 The first evening sets the pace. Hardly settled down in my luxurious room I’m brought to a restaurant where I meet the rest of the magicians. My friend Lennard Green has been wowing the audience with his incredible skills and for a moment I ask myself if I’m not too little prepared. Fortunately my little show goes over well. A couple of officials are brought in for dinner and they seem to enjoy the “little tricks”.

I also discover that dinner is used by my hosts for a lot of formal speeches (along with a lot of alcohol).

 Next day comes in Armando. I am proud to be involved with his very first appearances in the magic community in 2003. Armando is a superstar now and it is quite interesting to see how he handles things.

The next day at the huge theatre where the first performance is being held, there is a lot more to discuss. We convince them that the use of one big screen and a fixed camera shot of 45 degrees gives far better result for live performance than the two screens and large camera rig that has been set up in front of the stage.

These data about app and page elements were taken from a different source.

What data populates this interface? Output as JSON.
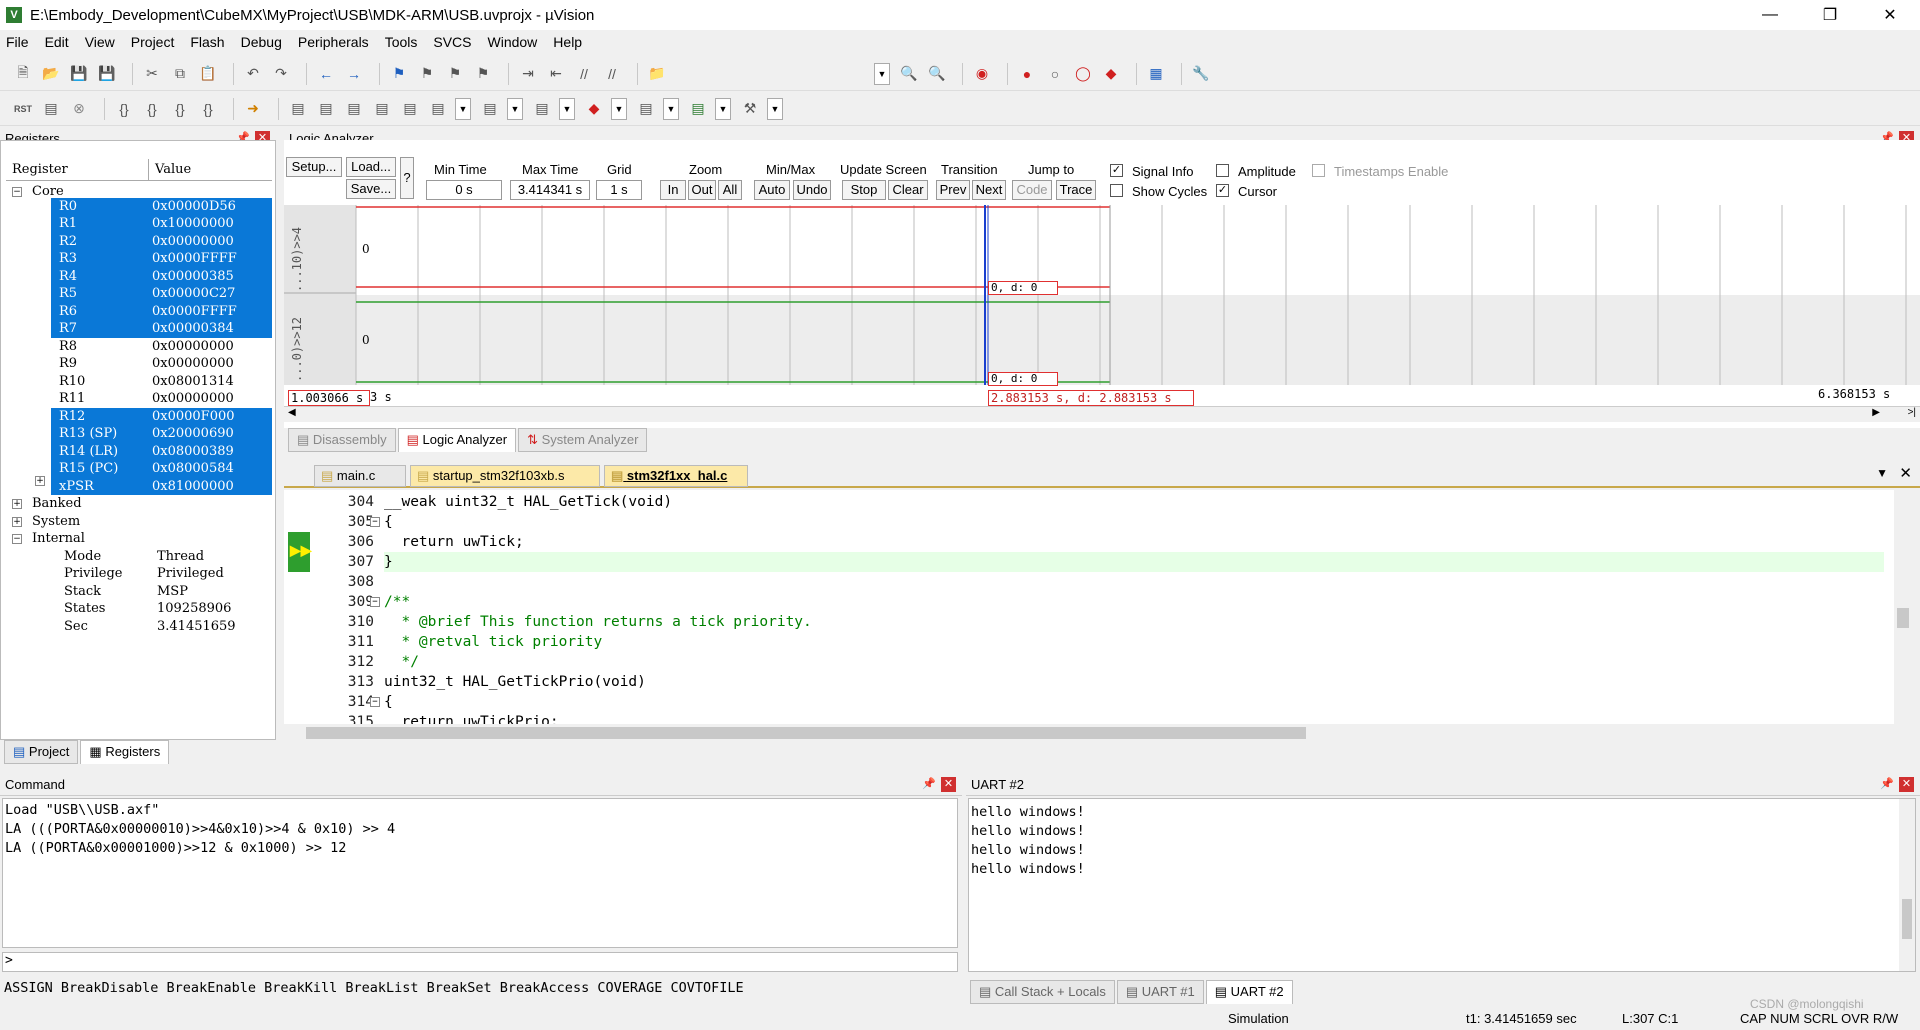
{
  "window": {
    "title": "E:\\Embody_Development\\CubeMX\\MyProject\\USB\\MDK-ARM\\USB.uvprojx - µVision"
  },
  "menu": [
    "File",
    "Edit",
    "View",
    "Project",
    "Flash",
    "Debug",
    "Peripherals",
    "Tools",
    "SVCS",
    "Window",
    "Help"
  ],
  "registers": {
    "title": "Registers",
    "col_register": "Register",
    "col_value": "Value",
    "group_core": "Core",
    "core": [
      {
        "name": "R0",
        "value": "0x00000D56",
        "sel": true
      },
      {
        "name": "R1",
        "value": "0x10000000",
        "sel": true
      },
      {
        "name": "R2",
        "value": "0x00000000",
        "sel": true
      },
      {
        "name": "R3",
        "value": "0x0000FFFF",
        "sel": true
      },
      {
        "name": "R4",
        "value": "0x00000385",
        "sel": true
      },
      {
        "name": "R5",
        "value": "0x00000C27",
        "sel": true
      },
      {
        "name": "R6",
        "value": "0x0000FFFF",
        "sel": true
      },
      {
        "name": "R7",
        "value": "0x00000384",
        "sel": true
      },
      {
        "name": "R8",
        "value": "0x00000000",
        "sel": false
      },
      {
        "name": "R9",
        "value": "0x00000000",
        "sel": false
      },
      {
        "name": "R10",
        "value": "0x08001314",
        "sel": false
      },
      {
        "name": "R11",
        "value": "0x00000000",
        "sel": false
      },
      {
        "name": "R12",
        "value": "0x0000F000",
        "sel": true
      },
      {
        "name": "R13 (SP)",
        "value": "0x20000690",
        "sel": true
      },
      {
        "name": "R14 (LR)",
        "value": "0x08000389",
        "sel": true
      },
      {
        "name": "R15 (PC)",
        "value": "0x08000584",
        "sel": true
      },
      {
        "name": "xPSR",
        "value": "0x81000000",
        "sel": true
      }
    ],
    "group_banked": "Banked",
    "group_system": "System",
    "group_internal": "Internal",
    "internal": [
      {
        "name": "Mode",
        "value": "Thread"
      },
      {
        "name": "Privilege",
        "value": "Privileged"
      },
      {
        "name": "Stack",
        "value": "MSP"
      },
      {
        "name": "States",
        "value": "109258906"
      },
      {
        "name": "Sec",
        "value": "3.41451659"
      }
    ],
    "tabs": [
      "Project",
      "Registers"
    ]
  },
  "logic_analyzer": {
    "title": "Logic Analyzer",
    "setup": "Setup...",
    "load": "Load...",
    "save": "Save...",
    "help": "?",
    "min_time_label": "Min Time",
    "min_time": "0 s",
    "max_time_label": "Max Time",
    "max_time": "3.414341 s",
    "grid_label": "Grid",
    "grid": "1 s",
    "zoom_label": "Zoom",
    "zoom_in": "In",
    "zoom_out": "Out",
    "zoom_all": "All",
    "minmax_label": "Min/Max",
    "auto": "Auto",
    "undo": "Undo",
    "update_label": "Update Screen",
    "stop": "Stop",
    "clear": "Clear",
    "transition_label": "Transition",
    "prev": "Prev",
    "next": "Next",
    "jump_label": "Jump to",
    "code": "Code",
    "trace": "Trace",
    "signal_info": "Signal Info",
    "show_cycles": "Show Cycles",
    "amplitude": "Amplitude",
    "cursor": "Cursor",
    "timestamps": "Timestamps Enable",
    "signal1_name": "...10)>>4",
    "signal2_name": "...0)>>12",
    "signal1_value": "0",
    "signal2_value": "0",
    "marker1": "0,  d: 0",
    "marker2": "0,  d: 0",
    "time_left": "1.003066 s",
    "time_left_suffix": "3 s",
    "time_cursor": "2.883153 s,  d: 2.883153 s",
    "time_right": "6.368153 s",
    "tabs": [
      "Disassembly",
      "Logic Analyzer",
      "System Analyzer"
    ]
  },
  "editor": {
    "tabs": [
      "main.c",
      "startup_stm32f103xb.s",
      "stm32f1xx_hal.c"
    ],
    "lines": [
      {
        "n": "304",
        "t": "__weak uint32_t HAL_GetTick(void)"
      },
      {
        "n": "305",
        "t": "{"
      },
      {
        "n": "306",
        "t": "  return uwTick;"
      },
      {
        "n": "307",
        "t": "}"
      },
      {
        "n": "308",
        "t": ""
      },
      {
        "n": "309",
        "t": "/**"
      },
      {
        "n": "310",
        "t": "  * @brief This function returns a tick priority."
      },
      {
        "n": "311",
        "t": "  * @retval tick priority"
      },
      {
        "n": "312",
        "t": "  */"
      },
      {
        "n": "313",
        "t": "uint32_t HAL_GetTickPrio(void)"
      },
      {
        "n": "314",
        "t": "{"
      },
      {
        "n": "315",
        "t": "  return uwTickPrio;"
      }
    ]
  },
  "command": {
    "title": "Command",
    "lines": [
      "Load \"USB\\\\USB.axf\"",
      "LA (((PORTA&0x00000010)>>4&0x10)>>4 & 0x10) >> 4",
      "LA ((PORTA&0x00001000)>>12 & 0x1000) >> 12"
    ],
    "prompt": ">",
    "hints": "ASSIGN BreakDisable BreakEnable BreakKill BreakList BreakSet BreakAccess COVERAGE COVTOFILE"
  },
  "uart": {
    "title": "UART #2",
    "lines": [
      "hello windows!",
      "hello windows!",
      "hello windows!",
      "hello windows!"
    ],
    "tabs": [
      "Call Stack + Locals",
      "UART #1",
      "UART #2"
    ]
  },
  "status": {
    "mode": "Simulation",
    "t1": "t1: 3.41451659 sec",
    "pos": "L:307 C:1",
    "keys": "CAP NUM SCRL OVR R/W",
    "watermark": "CSDN @molongqishi"
  }
}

Much to our relief, Mr. Lin accepts our suggestions and the equipment was replaced.

I have, once again to express my admiration on the jobs of the translators. It must have been quite difficult to translate messages from one to another that, at times might have been frustrating.

Still, the end result, a very good received first performing for an audience of 2500 (!) proves that all the discussions were worth their effort. We can all look back on a great show without any major mistakes.

 The second performance, while labeled ”un-official” appears to be the one with the highest risk at stake. A complete delegation of ministers, secretaries and other important leaders has to be convinced that close-up magic is an art with its own rights.

The performance goes over well. I find it heartwarming to see these people with the highest functions react like happy little children on the magic. I think my dollar bills have been counted at least ten times by different audience members!

I think all parties involved can look back on an exciting evening with a lot of laughter, magic and alcohol. Gan Bei!

 Between official businesses we have been treated royally with diners, lunch and all kinds of exciting trips to places I only saw in films or on television. The beauty of the Chinese culture, expressed in, for instance, the Summer Palace, The Forbidden city and of course The Great Wall, are memories I will treasure for the rest of my life. The warmth and friendship of our translators of course has added a lot of value.

 I think it is uplifting that the Chinese hosts are concerned in providing the best possible technical support for our performances.

 Concluding I can say that I have felt very, very welcome in Beijing. Although there are differences in approach I think that with mutual respect and willingness to listen to one another there are really great opportunities for FISM 2009.

Mr. Lin is learning some things actually should be changed for the better part of it. Mutual trust and respect is something to be realized constantly.

Once the train is moving, when more experience is shared between artists, organizers, translators, close-up and stage performers, western and eastern people, it will get to full speed and head towards a truly great and memorable FISM 2009.

I, for my part, love to be a part of that and will follow it closely.